"""

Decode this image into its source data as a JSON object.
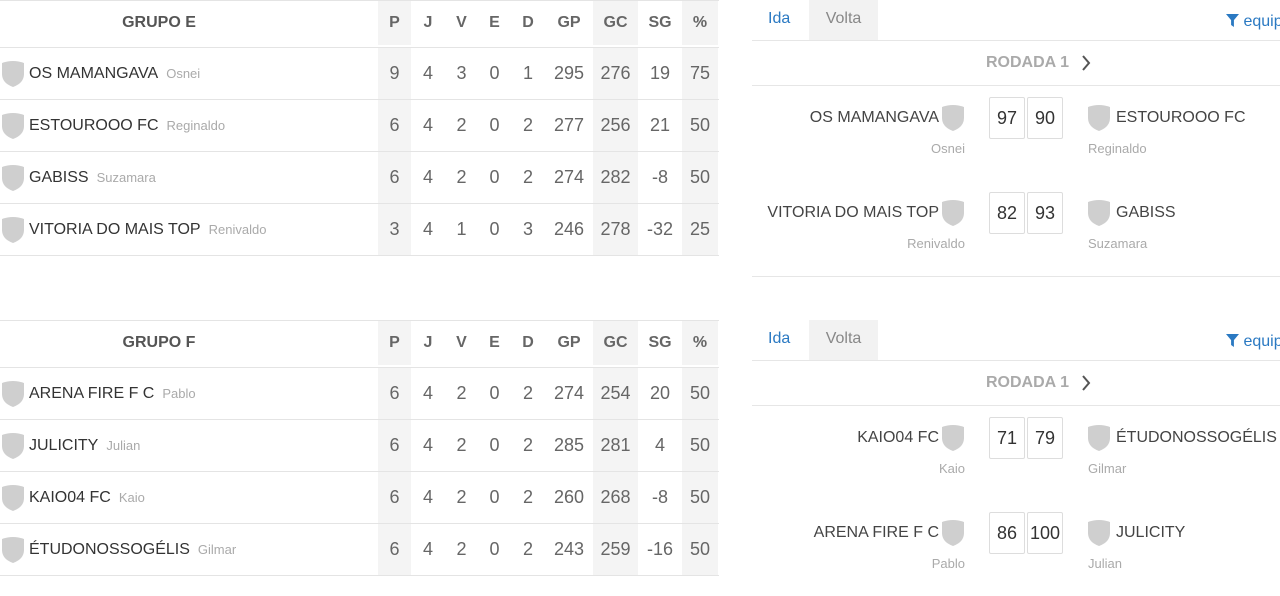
{
  "standings_columns": [
    "P",
    "J",
    "V",
    "E",
    "D",
    "GP",
    "GC",
    "SG",
    "%"
  ],
  "groups": [
    {
      "title": "GRUPO E",
      "rows": [
        {
          "team": "OS MAMANGAVA",
          "owner": "Osnei",
          "stats": [
            "9",
            "4",
            "3",
            "0",
            "1",
            "295",
            "276",
            "19",
            "75"
          ]
        },
        {
          "team": "ESTOUROOO FC",
          "owner": "Reginaldo",
          "stats": [
            "6",
            "4",
            "2",
            "0",
            "2",
            "277",
            "256",
            "21",
            "50"
          ]
        },
        {
          "team": "GABISS",
          "owner": "Suzamara",
          "stats": [
            "6",
            "4",
            "2",
            "0",
            "2",
            "274",
            "282",
            "-8",
            "50"
          ]
        },
        {
          "team": "VITORIA DO MAIS TOP",
          "owner": "Renivaldo",
          "stats": [
            "3",
            "4",
            "1",
            "0",
            "3",
            "246",
            "278",
            "-32",
            "25"
          ]
        }
      ]
    },
    {
      "title": "GRUPO F",
      "rows": [
        {
          "team": "ARENA FIRE F C",
          "owner": "Pablo",
          "stats": [
            "6",
            "4",
            "2",
            "0",
            "2",
            "274",
            "254",
            "20",
            "50"
          ]
        },
        {
          "team": "JULICITY",
          "owner": "Julian",
          "stats": [
            "6",
            "4",
            "2",
            "0",
            "2",
            "285",
            "281",
            "4",
            "50"
          ]
        },
        {
          "team": "KAIO04 FC",
          "owner": "Kaio",
          "stats": [
            "6",
            "4",
            "2",
            "0",
            "2",
            "260",
            "268",
            "-8",
            "50"
          ]
        },
        {
          "team": "ÉTUDONOSSOGÉLIS",
          "owner": "Gilmar",
          "stats": [
            "6",
            "4",
            "2",
            "0",
            "2",
            "243",
            "259",
            "-16",
            "50"
          ]
        }
      ]
    }
  ],
  "panels": [
    {
      "tabs": {
        "ida": "Ida",
        "volta": "Volta"
      },
      "filter_label": "equip",
      "round_label": "RODADA 1",
      "matches": [
        {
          "home": "OS MAMANGAVA",
          "home_owner": "Osnei",
          "score_home": "97",
          "score_away": "90",
          "away": "ESTOUROOO FC",
          "away_owner": "Reginaldo"
        },
        {
          "home": "VITORIA DO MAIS TOP",
          "home_owner": "Renivaldo",
          "score_home": "82",
          "score_away": "93",
          "away": "GABISS",
          "away_owner": "Suzamara"
        }
      ]
    },
    {
      "tabs": {
        "ida": "Ida",
        "volta": "Volta"
      },
      "filter_label": "equip",
      "round_label": "RODADA 1",
      "matches": [
        {
          "home": "KAIO04 FC",
          "home_owner": "Kaio",
          "score_home": "71",
          "score_away": "79",
          "away": "ÉTUDONOSSOGÉLIS",
          "away_owner": "Gilmar"
        },
        {
          "home": "ARENA FIRE F C",
          "home_owner": "Pablo",
          "score_home": "86",
          "score_away": "100",
          "away": "JULICITY",
          "away_owner": "Julian"
        }
      ]
    }
  ],
  "icons": {
    "team_shield": "shield-icon",
    "filter": "filter-icon",
    "next_round": "chevron-right-icon"
  },
  "colors": {
    "accent": "#2a79c2",
    "shield": "#cfcfcf",
    "shaded_column": "#f4f4f4"
  }
}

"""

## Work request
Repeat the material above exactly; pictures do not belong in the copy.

## Task result
Decode this image into its source data as a JSON object.
{
  "standings_columns": [
    "P",
    "J",
    "V",
    "E",
    "D",
    "GP",
    "GC",
    "SG",
    "%"
  ],
  "groups": [
    {
      "title": "GRUPO E",
      "rows": [
        {
          "team": "OS MAMANGAVA",
          "owner": "Osnei",
          "stats": [
            "9",
            "4",
            "3",
            "0",
            "1",
            "295",
            "276",
            "19",
            "75"
          ]
        },
        {
          "team": "ESTOUROOO FC",
          "owner": "Reginaldo",
          "stats": [
            "6",
            "4",
            "2",
            "0",
            "2",
            "277",
            "256",
            "21",
            "50"
          ]
        },
        {
          "team": "GABISS",
          "owner": "Suzamara",
          "stats": [
            "6",
            "4",
            "2",
            "0",
            "2",
            "274",
            "282",
            "-8",
            "50"
          ]
        },
        {
          "team": "VITORIA DO MAIS TOP",
          "owner": "Renivaldo",
          "stats": [
            "3",
            "4",
            "1",
            "0",
            "3",
            "246",
            "278",
            "-32",
            "25"
          ]
        }
      ]
    },
    {
      "title": "GRUPO F",
      "rows": [
        {
          "team": "ARENA FIRE F C",
          "owner": "Pablo",
          "stats": [
            "6",
            "4",
            "2",
            "0",
            "2",
            "274",
            "254",
            "20",
            "50"
          ]
        },
        {
          "team": "JULICITY",
          "owner": "Julian",
          "stats": [
            "6",
            "4",
            "2",
            "0",
            "2",
            "285",
            "281",
            "4",
            "50"
          ]
        },
        {
          "team": "KAIO04 FC",
          "owner": "Kaio",
          "stats": [
            "6",
            "4",
            "2",
            "0",
            "2",
            "260",
            "268",
            "-8",
            "50"
          ]
        },
        {
          "team": "ÉTUDONOSSOGÉLIS",
          "owner": "Gilmar",
          "stats": [
            "6",
            "4",
            "2",
            "0",
            "2",
            "243",
            "259",
            "-16",
            "50"
          ]
        }
      ]
    }
  ],
  "panels": [
    {
      "tabs": {
        "ida": "Ida",
        "volta": "Volta"
      },
      "filter_label": "equip",
      "round_label": "RODADA 1",
      "matches": [
        {
          "home": "OS MAMANGAVA",
          "home_owner": "Osnei",
          "score_home": "97",
          "score_away": "90",
          "away": "ESTOUROOO FC",
          "away_owner": "Reginaldo"
        },
        {
          "home": "VITORIA DO MAIS TOP",
          "home_owner": "Renivaldo",
          "score_home": "82",
          "score_away": "93",
          "away": "GABISS",
          "away_owner": "Suzamara"
        }
      ]
    },
    {
      "tabs": {
        "ida": "Ida",
        "volta": "Volta"
      },
      "filter_label": "equip",
      "round_label": "RODADA 1",
      "matches": [
        {
          "home": "KAIO04 FC",
          "home_owner": "Kaio",
          "score_home": "71",
          "score_away": "79",
          "away": "ÉTUDONOSSOGÉLIS",
          "away_owner": "Gilmar"
        },
        {
          "home": "ARENA FIRE F C",
          "home_owner": "Pablo",
          "score_home": "86",
          "score_away": "100",
          "away": "JULICITY",
          "away_owner": "Julian"
        }
      ]
    }
  ],
  "icons": {
    "team_shield": "shield-icon",
    "filter": "filter-icon",
    "next_round": "chevron-right-icon"
  },
  "colors": {
    "accent": "#2a79c2",
    "shield": "#cfcfcf",
    "shaded_column": "#f4f4f4"
  }
}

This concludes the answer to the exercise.